Sarwat I Chaudhry MD
Associate Professor of Medicine (General Medicine); Principal Investigator (SILVER-AMI Study)
Heart failure; Geriatric Conditions; Functional Disability; Quality of Life; Remote Monitoring; End of Life Issues
Dr. Chaudhry’s research is directed toward improving outcomes in older patients with heart failure. She is currently funded by the NIH to conduct studies to determine the prognostic importance of geriatric conditions in patients with heart failure.

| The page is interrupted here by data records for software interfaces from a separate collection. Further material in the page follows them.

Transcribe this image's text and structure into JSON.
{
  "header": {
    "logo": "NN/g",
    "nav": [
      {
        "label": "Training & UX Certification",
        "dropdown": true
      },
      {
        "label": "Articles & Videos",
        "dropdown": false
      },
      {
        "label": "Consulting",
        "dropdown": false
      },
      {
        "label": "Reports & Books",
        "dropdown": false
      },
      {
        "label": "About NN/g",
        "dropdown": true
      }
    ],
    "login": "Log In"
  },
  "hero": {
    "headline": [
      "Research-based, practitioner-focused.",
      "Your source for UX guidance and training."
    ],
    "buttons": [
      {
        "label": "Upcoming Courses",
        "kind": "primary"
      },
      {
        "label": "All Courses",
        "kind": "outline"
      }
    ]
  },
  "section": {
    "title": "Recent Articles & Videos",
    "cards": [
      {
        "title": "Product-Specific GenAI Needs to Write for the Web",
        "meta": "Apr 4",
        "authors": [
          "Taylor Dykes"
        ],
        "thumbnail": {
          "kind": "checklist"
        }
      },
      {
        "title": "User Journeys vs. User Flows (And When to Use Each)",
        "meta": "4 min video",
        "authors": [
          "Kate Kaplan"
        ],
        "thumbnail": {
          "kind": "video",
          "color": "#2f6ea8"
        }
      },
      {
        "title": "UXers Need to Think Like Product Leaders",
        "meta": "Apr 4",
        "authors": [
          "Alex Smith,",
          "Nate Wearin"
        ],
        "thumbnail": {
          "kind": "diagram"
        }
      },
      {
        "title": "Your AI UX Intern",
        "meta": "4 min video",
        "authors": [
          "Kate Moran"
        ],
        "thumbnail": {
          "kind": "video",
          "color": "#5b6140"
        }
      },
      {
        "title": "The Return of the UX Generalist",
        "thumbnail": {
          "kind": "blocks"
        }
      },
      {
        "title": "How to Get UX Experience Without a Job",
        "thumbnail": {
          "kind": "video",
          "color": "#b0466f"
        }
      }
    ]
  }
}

She also has an interest in remote monitoring systems in heart failure.
Extensive Research Description
In addition to her role as Director of the Academic Hospitalist Program at the Yale University School of Medicine and Yale New Haven Hospital, Dr. Sarwat Chaudhry is an accomplished outcomes researcher who has earned National and University honors, and authored numerous peer-reviewed publications. She is Principle Investigator for NIH-funded, large-scale studies focused on improving outcomes in hospitalized patients, and is one of the few investigators in the country to focus her research on older patients hospitalized for cardiovascular disease.
In 2012, she was awarded R01 funding from NIH / NHLBI to develop and validate risk stratification models for older patients hospitalized with acute myocardial infarction (“SILVER-AMI”). This study is currently underway, and integrates principles from both geriatrics and cardiology to develop post-AMI risk models specifically designed for patients 75 years of age and older. Her team established a recruitment network of nearly 100 cardiology practices across the country, consisting primarily of community based groups, who will enroll 3000 participants.

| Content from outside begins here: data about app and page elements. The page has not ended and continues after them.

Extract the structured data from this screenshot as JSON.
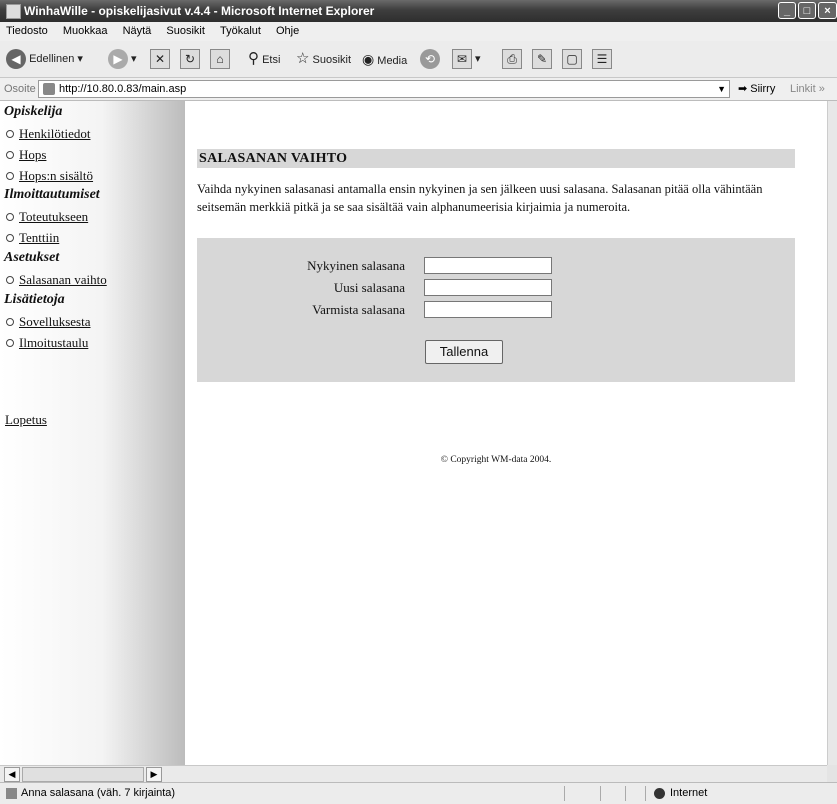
{
  "window": {
    "title": "WinhaWille - opiskelijasivut v.4.4 - Microsoft Internet Explorer",
    "controls": {
      "minimize": "_",
      "maximize": "□",
      "close": "×"
    }
  },
  "menu": [
    "Tiedosto",
    "Muokkaa",
    "Näytä",
    "Suosikit",
    "Työkalut",
    "Ohje"
  ],
  "toolbar": {
    "back_label": "Edellinen",
    "search_label": "Etsi",
    "favorites_label": "Suosikit",
    "media_label": "Media",
    "icons": [
      "back-icon",
      "forward-icon",
      "stop-icon",
      "refresh-icon",
      "home-icon",
      "search-icon",
      "favorites-icon",
      "media-icon",
      "history-icon",
      "mail-icon",
      "print-icon",
      "edit-icon",
      "discuss-icon",
      "research-icon"
    ]
  },
  "address": {
    "label": "Osoite",
    "url": "http://10.80.0.83/main.asp",
    "go_label": "Siirry",
    "links_label": "Linkit"
  },
  "sidebar": {
    "sections": [
      {
        "title": "Opiskelija",
        "items": [
          "Henkilötiedot",
          "Hops",
          "Hops:n sisältö"
        ]
      },
      {
        "title": "Ilmoittautumiset",
        "items": [
          "Toteutukseen",
          "Tenttiin"
        ]
      },
      {
        "title": "Asetukset",
        "items": [
          "Salasanan vaihto"
        ]
      },
      {
        "title": "Lisätietoja",
        "items": [
          "Sovelluksesta",
          "Ilmoitustaulu"
        ]
      }
    ],
    "logout": "Lopetus"
  },
  "main": {
    "heading": "SALASANAN VAIHTO",
    "description": "Vaihda nykyinen salasanasi antamalla ensin nykyinen ja sen jälkeen uusi salasana. Salasanan pitää olla vähintään seitsemän merkkiä pitkä ja se saa sisältää vain alphanumeerisia kirjaimia ja numeroita.",
    "fields": {
      "current_label": "Nykyinen salasana",
      "current_value": "",
      "new_label": "Uusi salasana",
      "new_value": "",
      "confirm_label": "Varmista salasana",
      "confirm_value": ""
    },
    "save_button": "Tallenna",
    "copyright": "© Copyright  WM-data 2004."
  },
  "statusbar": {
    "message": "Anna salasana (väh. 7 kirjainta)",
    "zone": "Internet"
  }
}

Her PRosPECt-HF trial (“PRimary PalliativE Care for Heart Failure), recently funded by the National Palliative Care Research Center, seeks to integrate palliative care into heart failure management. This study was inspired by her previous research where she served as Director of Science in the largest clinical trial to date of remote symptom monitoring for patients with heart failure. “Telemonitoring in Patients with Heart Failure,” tracked symptoms and weight of patients recently discharged after hospitalization for heart failure to determine the value of daily symptom monitoring to avert readmissions. Results delivered a clear verdict that telemonitoring during this transition-of-care period did not, in fact, improve readmission or mortality. This work also initiated a much-needed investigation into the high burden of symptoms suffered by heart failure patients following hospitalization.

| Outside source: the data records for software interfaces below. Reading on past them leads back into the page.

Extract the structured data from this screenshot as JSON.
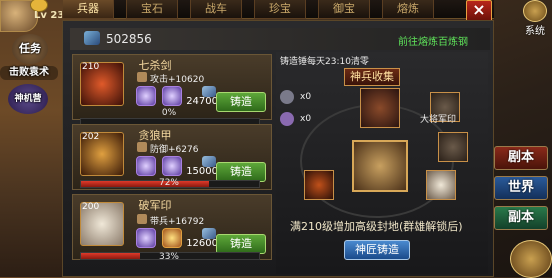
{
  "player": {
    "level": "Lv 23"
  },
  "left_menu": {
    "task": "任务",
    "battle": "击败袁术",
    "shenji": "神机营"
  },
  "tabs": [
    {
      "label": "兵器",
      "active": true
    },
    {
      "label": "宝石"
    },
    {
      "label": "战车"
    },
    {
      "label": "珍宝"
    },
    {
      "label": "御宝"
    },
    {
      "label": "熔炼"
    }
  ],
  "close_label": "×",
  "system_label": "系统",
  "resource": {
    "value": "502856"
  },
  "goto_link": "前往熔炼百炼钢",
  "items": [
    {
      "name": "七杀剑",
      "level": "210",
      "stat": "攻击+10620",
      "cost": "24700",
      "button": "铸造",
      "progress": 0,
      "progress_label": "0%"
    },
    {
      "name": "贪狼甲",
      "level": "202",
      "stat": "防御+6276",
      "cost": "15000",
      "button": "铸造",
      "progress": 72,
      "progress_label": "72%"
    },
    {
      "name": "破军印",
      "level": "200",
      "stat": "带兵+16792",
      "cost": "12600",
      "button": "铸造",
      "progress": 33,
      "progress_label": "33%"
    }
  ],
  "collection": {
    "cast_info": "铸造锤每天23:10清零",
    "title": "神兵收集",
    "hammer_count": "x0",
    "pick_count": "x0",
    "dajiang": "大将军印",
    "bonus_text": "满210级增加高级封地(群雄解锁后)",
    "craft_button": "神匠铸造"
  },
  "side_buttons": {
    "ju": "剧本",
    "shi": "世界",
    "fu": "副本"
  }
}
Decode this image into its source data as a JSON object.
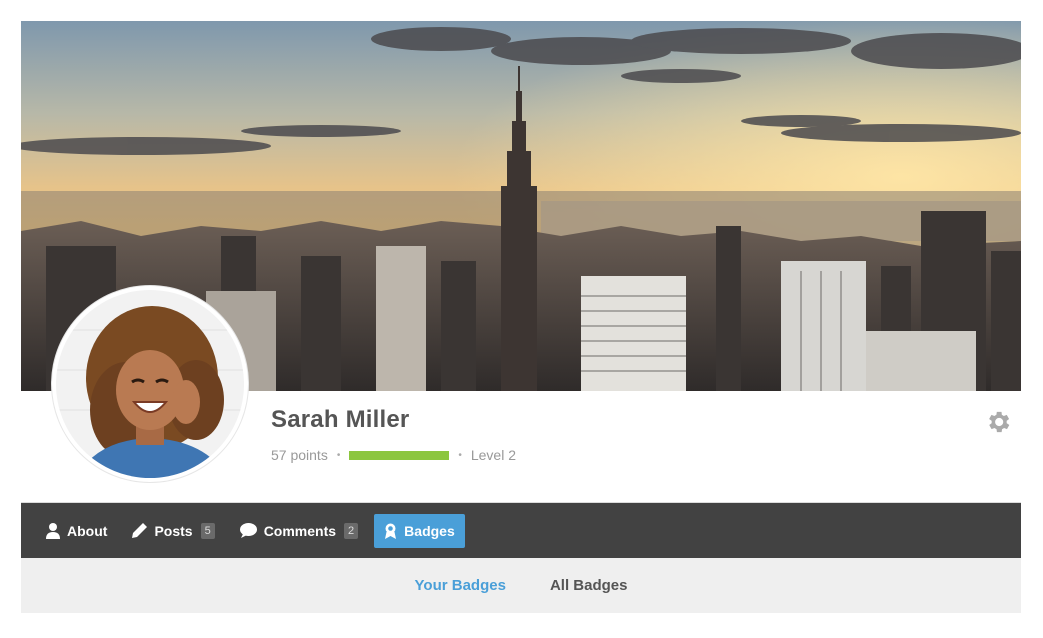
{
  "profile": {
    "name": "Sarah Miller",
    "points": "57 points",
    "level": "Level 2",
    "progress_fraction": 1.0
  },
  "nav": {
    "items": [
      {
        "label": "About",
        "icon": "user-icon"
      },
      {
        "label": "Posts",
        "icon": "pencil-icon",
        "count": "5"
      },
      {
        "label": "Comments",
        "icon": "comment-icon",
        "count": "2"
      },
      {
        "label": "Badges",
        "icon": "badge-icon",
        "active": true
      }
    ]
  },
  "subtabs": {
    "your_badges": "Your Badges",
    "all_badges": "All Badges"
  },
  "icons": {
    "settings": "gear-icon"
  },
  "colors": {
    "accent": "#4a9fd8",
    "nav_bg": "#424242",
    "progress": "#8cc63f"
  }
}
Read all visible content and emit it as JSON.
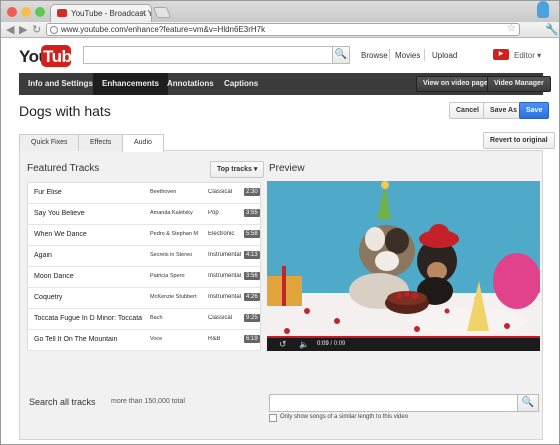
{
  "browser": {
    "tab_title": "YouTube - Broadcast Yourse",
    "url": "www.youtube.com/enhance?feature=vm&v=Hldn6E3rH7k"
  },
  "header": {
    "logo": {
      "you": "You",
      "tube": "Tube"
    },
    "links": [
      "Browse",
      "Movies",
      "Upload"
    ],
    "user_label": "Editor"
  },
  "nav": {
    "tabs": [
      "Info and Settings",
      "Enhancements",
      "Annotations",
      "Captions"
    ],
    "active_tab": "Enhancements",
    "view_button": "View on video page",
    "manager_button": "Video Manager"
  },
  "page": {
    "title": "Dogs with hats",
    "cancel": "Cancel",
    "save_as": "Save As",
    "save": "Save"
  },
  "subtabs": [
    "Quick Fixes",
    "Effects",
    "Audio"
  ],
  "active_subtab": "Audio",
  "revert": "Revert to original",
  "tracks": {
    "heading": "Featured Tracks",
    "sort_button": "Top tracks",
    "rows": [
      {
        "title": "Fur Elise",
        "artist": "Beethoven",
        "genre": "Classical",
        "duration": "2:30"
      },
      {
        "title": "Say You Believe",
        "artist": "Amanda Kaletsky",
        "genre": "Pop",
        "duration": "3:55"
      },
      {
        "title": "When We Dance",
        "artist": "Pedro & Stephan M",
        "genre": "Electronic",
        "duration": "5:58"
      },
      {
        "title": "Again",
        "artist": "Secrets in Stereo",
        "genre": "Instrumental",
        "duration": "4:13"
      },
      {
        "title": "Moon Dance",
        "artist": "Patricia Spero",
        "genre": "Instrumental",
        "duration": "3:56"
      },
      {
        "title": "Coquetry",
        "artist": "McKenzie Stubbert",
        "genre": "Instrumental",
        "duration": "4:26"
      },
      {
        "title": "Toccata Fugue In D Minor: Toccata",
        "artist": "Bach",
        "genre": "Classical",
        "duration": "9:25"
      },
      {
        "title": "Go Tell It On The Mountain",
        "artist": "Voce",
        "genre": "R&B",
        "duration": "6:19"
      }
    ]
  },
  "preview": {
    "heading": "Preview",
    "time_current": "0:09",
    "time_total": "/ 0:09",
    "progress": 1.0
  },
  "search_all": {
    "label": "Search all tracks",
    "count": "more than 150,000 total",
    "checkbox_label": "Only show songs of a similar length to this video"
  }
}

Dr. Chaudhry’s expertise in clinical study design and patient interventions, and her experience with establishing nation-wide recruitment networks, makes her an excellent teacher. She has mentored numerous junior faculty members, Internal Medicine residents, as well as students from the School of Medicine and Nursing interested in exploring clinical research.